It started in Seattle -- seven deaths in five days. And just this week it's already moved to Cowlitz County, Wash., near Portland, where another seven people have died -- some with the heroin needle still in their hand.
It's arguably the most addictive drug you can get your hands on. And police, paramedics and emergency room doctors in Oregon and Washington are seeing a deadly spike in people using heroin, ever since pseudoephedrine, used to make methamphetamine, went behind the counter and prescription pain pills became harder to get.
"It's not slowing down -- it's actually increasing," said Bend police Lt. Brian Kindel.
"We've had countless overdoses where people die and are brought back," he said. "We've had multiple deaths lately."
Bend police say that's because they're seeing purer forms of the drug. A higher purity makes snorting and inhaling an alternative to injecting, but it also makes it deadly.
"It's extremely pure, and we've never had it so available and so pure," Kindel explained. "When you take this stuff, you're relying on someone that when they bake this stuff, it's pure, and they have to cut it down. And if they're not cutting it down properly, they're not putting the right stuff in there to minimize the effects, you're taking pure heroin -- and that's going to kill you."
In just the past five weeks, 14 people have died from heroin in western Washington. Seattle public health officials say this latest batch could have had a lethal additive mixed in, and it seems to be moving south, now appearing in the Portland area.
Three men were busted Tuesday on Highway 97 near La Pine with 16 pounds of heroin, worth an estimated $500,000 -- apparently traveling through the area, police said.
Officers say the last time a very strong batch was in Bend was only a few months ago, and the Bend Fire Department's EMS manager remembers it all too well.
"We had a series of three major calls within two days," said Tom Wright. "And what made them major is we have a drug called Narcan that normally reverses the effects of a heroin overdose. But in all three cases, the patients required huge amounts of the drug."
"We actually had to bring in drugs from other ambulances and fire trucks to the scene. because we were running out on scene with our normal doses," Wright explained.
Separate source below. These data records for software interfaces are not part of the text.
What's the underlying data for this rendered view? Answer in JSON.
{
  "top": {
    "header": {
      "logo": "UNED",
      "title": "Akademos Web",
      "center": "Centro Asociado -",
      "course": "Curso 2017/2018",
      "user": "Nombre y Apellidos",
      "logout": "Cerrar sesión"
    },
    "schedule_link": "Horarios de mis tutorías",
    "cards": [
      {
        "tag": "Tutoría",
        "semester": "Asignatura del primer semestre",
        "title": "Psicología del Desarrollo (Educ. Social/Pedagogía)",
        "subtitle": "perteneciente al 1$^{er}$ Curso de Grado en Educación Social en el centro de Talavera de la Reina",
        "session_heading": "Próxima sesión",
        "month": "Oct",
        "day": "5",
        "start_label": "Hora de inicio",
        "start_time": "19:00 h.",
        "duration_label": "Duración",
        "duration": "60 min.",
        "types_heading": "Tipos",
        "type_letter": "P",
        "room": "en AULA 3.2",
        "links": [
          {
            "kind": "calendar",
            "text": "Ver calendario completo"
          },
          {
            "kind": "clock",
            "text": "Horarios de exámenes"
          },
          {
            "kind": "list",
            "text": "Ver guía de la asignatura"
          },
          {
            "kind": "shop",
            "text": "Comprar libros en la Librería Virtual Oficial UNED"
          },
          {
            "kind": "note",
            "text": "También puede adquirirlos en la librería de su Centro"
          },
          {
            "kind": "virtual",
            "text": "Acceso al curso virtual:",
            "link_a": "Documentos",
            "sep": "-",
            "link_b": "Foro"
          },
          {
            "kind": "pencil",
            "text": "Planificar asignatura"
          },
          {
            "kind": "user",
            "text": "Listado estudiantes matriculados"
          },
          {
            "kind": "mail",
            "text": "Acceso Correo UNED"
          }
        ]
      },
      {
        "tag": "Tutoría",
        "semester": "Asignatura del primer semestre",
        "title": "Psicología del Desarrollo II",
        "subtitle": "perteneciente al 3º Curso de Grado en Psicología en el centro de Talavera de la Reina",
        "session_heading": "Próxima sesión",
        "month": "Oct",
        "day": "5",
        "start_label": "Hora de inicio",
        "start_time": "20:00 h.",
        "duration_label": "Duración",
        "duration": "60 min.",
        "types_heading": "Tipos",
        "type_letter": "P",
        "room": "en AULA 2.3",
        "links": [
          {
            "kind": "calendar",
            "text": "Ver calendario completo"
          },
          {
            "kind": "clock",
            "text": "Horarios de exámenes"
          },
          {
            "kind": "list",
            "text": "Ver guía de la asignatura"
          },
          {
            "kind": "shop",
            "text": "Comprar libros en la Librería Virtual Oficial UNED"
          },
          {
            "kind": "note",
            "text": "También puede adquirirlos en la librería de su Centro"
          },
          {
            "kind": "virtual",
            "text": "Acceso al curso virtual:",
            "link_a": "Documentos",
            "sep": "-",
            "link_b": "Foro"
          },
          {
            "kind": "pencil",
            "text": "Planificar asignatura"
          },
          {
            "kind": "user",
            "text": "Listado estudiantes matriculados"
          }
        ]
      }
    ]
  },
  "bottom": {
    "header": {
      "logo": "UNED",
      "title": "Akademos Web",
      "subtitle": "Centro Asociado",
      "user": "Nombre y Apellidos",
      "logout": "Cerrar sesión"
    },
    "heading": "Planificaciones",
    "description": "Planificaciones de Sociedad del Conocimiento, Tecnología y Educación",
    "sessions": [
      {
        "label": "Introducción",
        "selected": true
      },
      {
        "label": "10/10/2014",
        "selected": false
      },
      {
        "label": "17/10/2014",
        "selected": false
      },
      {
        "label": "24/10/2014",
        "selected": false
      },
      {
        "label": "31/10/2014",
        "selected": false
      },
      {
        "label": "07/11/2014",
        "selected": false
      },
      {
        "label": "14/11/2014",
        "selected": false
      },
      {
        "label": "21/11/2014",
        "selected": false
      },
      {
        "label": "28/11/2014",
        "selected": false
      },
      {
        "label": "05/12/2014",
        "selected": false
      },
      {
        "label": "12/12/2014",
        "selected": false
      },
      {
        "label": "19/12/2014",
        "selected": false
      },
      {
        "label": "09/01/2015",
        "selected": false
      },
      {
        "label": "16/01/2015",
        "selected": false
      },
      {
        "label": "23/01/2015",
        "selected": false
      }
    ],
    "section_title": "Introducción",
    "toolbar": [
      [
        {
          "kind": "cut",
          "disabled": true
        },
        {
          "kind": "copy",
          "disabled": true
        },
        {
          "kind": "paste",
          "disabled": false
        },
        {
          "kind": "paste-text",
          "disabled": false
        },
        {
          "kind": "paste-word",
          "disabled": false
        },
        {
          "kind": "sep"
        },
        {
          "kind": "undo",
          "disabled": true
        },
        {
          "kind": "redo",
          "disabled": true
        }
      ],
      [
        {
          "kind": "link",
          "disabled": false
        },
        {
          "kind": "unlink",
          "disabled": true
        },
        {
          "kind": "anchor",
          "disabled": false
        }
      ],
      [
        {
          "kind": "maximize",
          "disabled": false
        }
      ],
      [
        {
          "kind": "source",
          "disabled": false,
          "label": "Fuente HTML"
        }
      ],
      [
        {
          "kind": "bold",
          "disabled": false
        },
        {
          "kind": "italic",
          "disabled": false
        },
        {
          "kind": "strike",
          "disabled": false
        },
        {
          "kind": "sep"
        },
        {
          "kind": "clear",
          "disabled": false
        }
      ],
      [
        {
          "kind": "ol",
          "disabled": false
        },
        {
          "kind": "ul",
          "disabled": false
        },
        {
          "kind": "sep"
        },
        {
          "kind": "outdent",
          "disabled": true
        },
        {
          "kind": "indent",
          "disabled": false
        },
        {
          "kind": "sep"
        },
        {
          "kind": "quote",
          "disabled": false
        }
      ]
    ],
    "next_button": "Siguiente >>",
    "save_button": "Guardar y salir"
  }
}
The few suppliers willing to risk driving over the mountains have a monopoly on Central Oregon. Bend police say they can sell an ounce for double the price here than they can get in Portland.